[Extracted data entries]
* * *

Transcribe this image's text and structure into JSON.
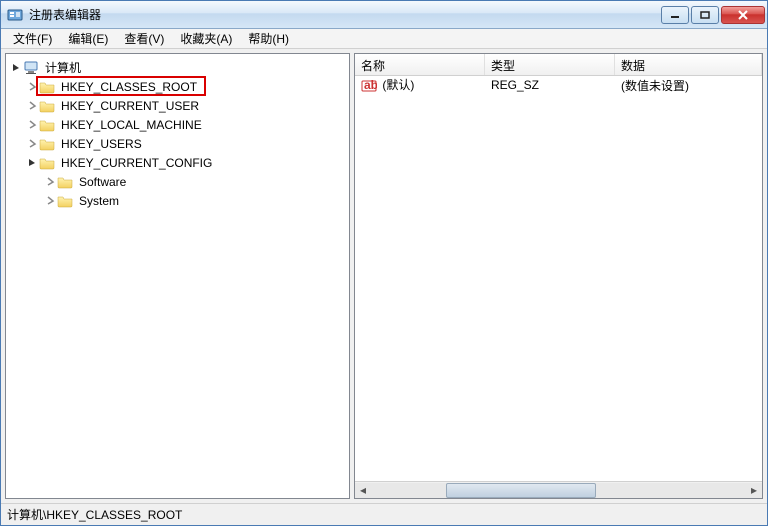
{
  "window": {
    "title": "注册表编辑器"
  },
  "menu": {
    "file": "文件(F)",
    "edit": "编辑(E)",
    "view": "查看(V)",
    "fav": "收藏夹(A)",
    "help": "帮助(H)"
  },
  "tree": {
    "root": "计算机",
    "k0": "HKEY_CLASSES_ROOT",
    "k1": "HKEY_CURRENT_USER",
    "k2": "HKEY_LOCAL_MACHINE",
    "k3": "HKEY_USERS",
    "k4": "HKEY_CURRENT_CONFIG",
    "k4a": "Software",
    "k4b": "System"
  },
  "columns": {
    "name": "名称",
    "type": "类型",
    "data": "数据"
  },
  "row0": {
    "name": "(默认)",
    "type": "REG_SZ",
    "data": "(数值未设置)"
  },
  "status": "计算机\\HKEY_CLASSES_ROOT"
}
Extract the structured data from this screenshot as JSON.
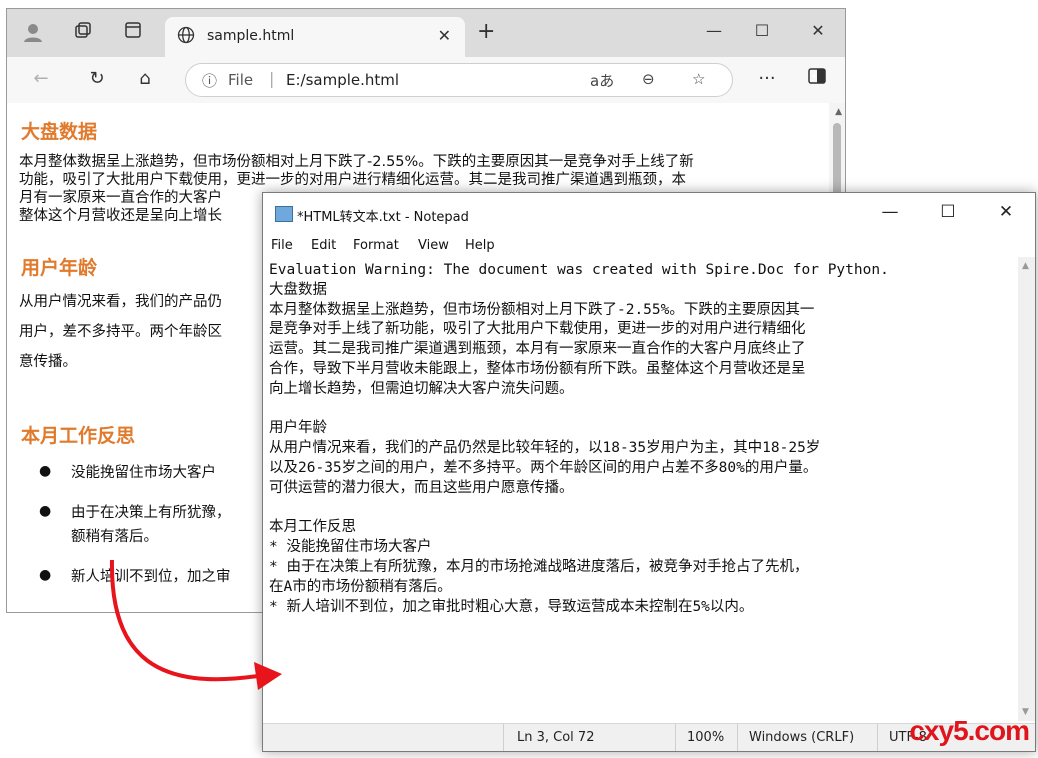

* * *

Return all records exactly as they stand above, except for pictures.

Transcribe this image's text and structure into JSON.
{
  "window": {
    "title": "注册表编辑器"
  },
  "menu": {
    "file": "文件(F)",
    "edit": "编辑(E)",
    "view": "查看(V)",
    "fav": "收藏夹(A)",
    "help": "帮助(H)"
  },
  "tree": {
    "root": "计算机",
    "k0": "HKEY_CLASSES_ROOT",
    "k1": "HKEY_CURRENT_USER",
    "k2": "HKEY_LOCAL_MACHINE",
    "k3": "HKEY_USERS",
    "k4": "HKEY_CURRENT_CONFIG",
    "k4a": "Software",
    "k4b": "System"
  },
  "columns": {
    "name": "名称",
    "type": "类型",
    "data": "数据"
  },
  "row0": {
    "name": "(默认)",
    "type": "REG_SZ",
    "data": "(数值未设置)"
  },
  "status": "计算机\\HKEY_CLASSES_ROOT"
}
Extract the structured data from this screenshot as JSON.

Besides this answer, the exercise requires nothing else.